3 Things I Learned From Essential X-Men Vol. 3

  1. If, for some reason, you happen to forget that the X-Men’s plane is a modified SR-71 Blackbird, don’t worry; Claremont will find some way to slip that fact into the narration next issue, whether it's important to the story or not.
  2. The infamous inaccessibility of X-Men continuity is, at least as far as the early 80s are concerned, a total myth. Previously events are referenced often (sometimes a little too often), not only via the much-missed editorial footnotes of Marvel Gone By, but often within the stories themselves (it also didn’t hurt that there was only the one X-book back then). New readers could pick up almost any issue and be brought up to speed pretty quickly. Claremont was (and is) verbose, but there was a practical upshot to it once upon a time.

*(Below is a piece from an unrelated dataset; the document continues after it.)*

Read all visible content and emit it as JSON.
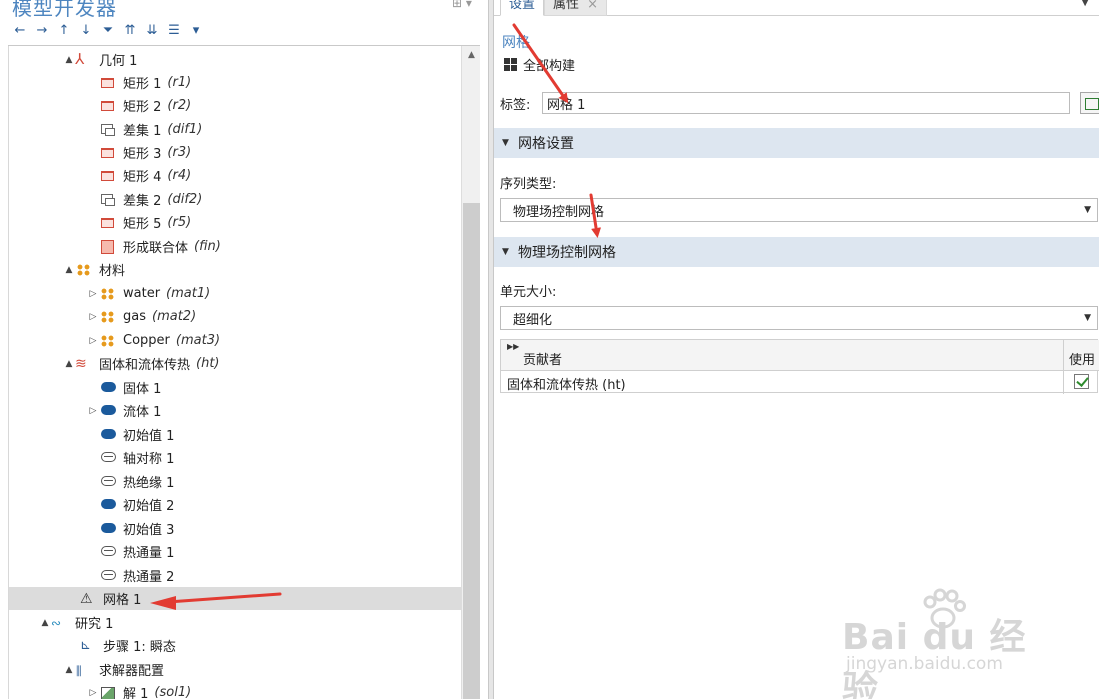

  3. If you’re a villain in the Marvel Universe, it must be required by law that you have the hots for Storm. Magneto, Sebastian Shaw, Dr. Doom, Arkon and Dracula all express attraction for her, and more often than not make overt passes. And wasn’t the Doom appearance retconned to be a Doombot? That makes everything even weirder still, as Ororo apparently has mojo enough to turn on inanimate objects (betcha her toaster NEVER burns her bagels in the morning). So let’s see: megalomaniacal world conquerors in outlandish costumes with a fixation on a white-haired, blue-eyed, scantily clad African woman with mutant weather powers. Sounds like a fetish to me.